After discussing the situation with his children, he quickly dismisses any consideration of putting his wife in a home and instead decides that he can better care for her himself if they lived in a smaller house – with that, Craig decides to build a cottage on a tiny stretch of the 2,000 acres of farmland he owns.  However, in the many years since he built his current house, he finds the local government in the town in which he lives has enacted many new rules, regulations and fees.  Confused and frustrated by all of red tape, he proceeds with construction anyway because he realizes that time is of the essence, given that Irene’s condition is gradually deteriorating, putting her well being at great risk. 

When Craig ignores the town’s Stop Work Order on his new home, that’s when the lawyers are brought in and things get increasingly complicated – not to mention expensive.  Having to meet with the lawyers takes away from time he could be spending finishing the new house.  Meanwhile, Irene is getting substantially worse – after various episodes, she suffers a bad fall and winds up in the hospital with a broken hip, which will result in a long stay followed by weeks of physical therapy as she is trained in the use of a walker.  During this time, Craig’s case makes the town’s newspapers; despite all of the media attention, the town’s building department brings him to court anyway.  Will the judge allow him to finish construction or will the new house be demolished?


A delicate, fragile movie, “Still Mine” can be seen as either a humanistic or political drama – if not both – depending on your perspective.  Humanistic in the sense that it is about dealing with one of life’s many great indignities – aging and the associated resulting problems.  Political in the sense that it is a story about the individual versus the big, unwieldy and uncaring government.  At its core, however, it is above all a love story about a long-time married couple that have grown old together and are still very much dedicated to taking good care of each other.   
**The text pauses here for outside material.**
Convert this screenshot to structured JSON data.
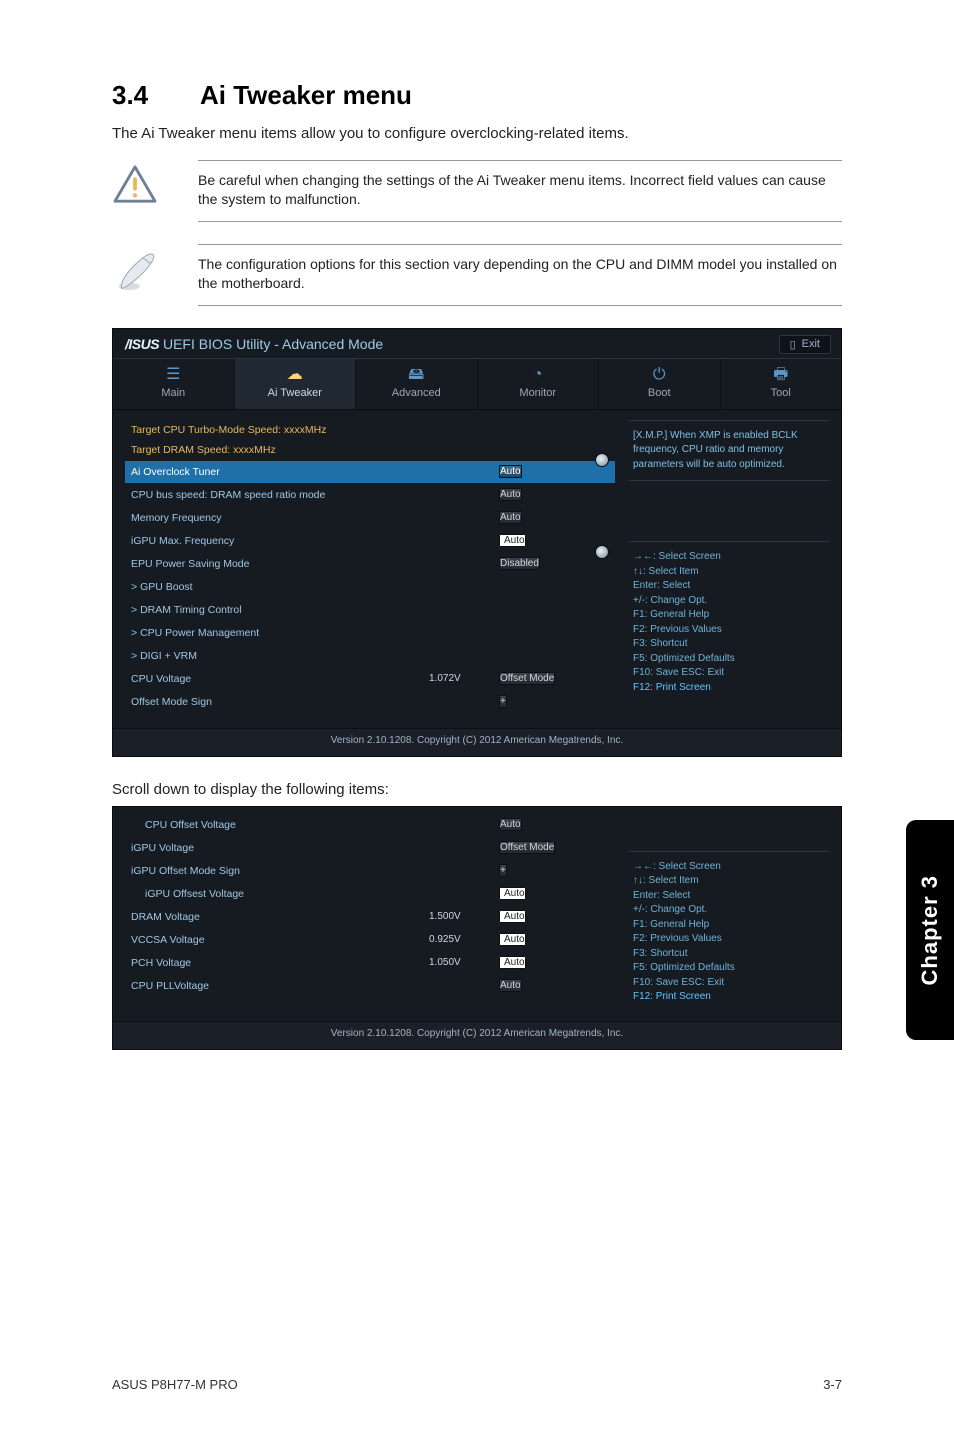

That said, some might find a couple of scenes slightly uncomfortable to view – for one thing, Cromwell is briefly nude when entering an outdoor shower; also, husband and wife have a sex scene that could make certain people squirm just a bit (thankfully, however, it’s neither long nor graphic).  But then again, hey, if you’re open minded and aren’t turned off to geezer love, then you likely won’t have any issues with this.  I also found “Still Mine” to be an excellent choice for a title because after seeing the film, you realize it can refer to a great many things that the lead characters would insist are “still mine” – my spouse, my life, my land, my dignity … you get the idea…

Following the screening, our instructor interviewed one of the film’s stars, the great James Cromwell.  If you ever get the chance to hear Cromwell speak or be interviewed, by all means, go for it – he happens to be one of the all-time spellbinding raconteurs, sharing many fascinating stories from his life both in an out of acting.  Cromwell said he was very thankful to Norman Lear, creator of the legendary television situation-comedy “All In The Family”.  Lear gave Cromwell his big break, casting him as Archie Bunker’s co-worker, Stretch Cunningham.  He said that the casting came about as a result of a salary dispute between Lear and the show’s star Carroll O’Connor (who played Archie Bunker); upon reaching something of an impasse, Lear notified O’Connor that they were going to kill off Archie and replace him with a character played by Cromwell – shortly thereafter, there was a resolution.  O’Connor returned to work, but Cromwell still appeared in a number of episodes as his co-worker Cunningham.

Still Mine (2012) on IMDb 7.1/10165 votes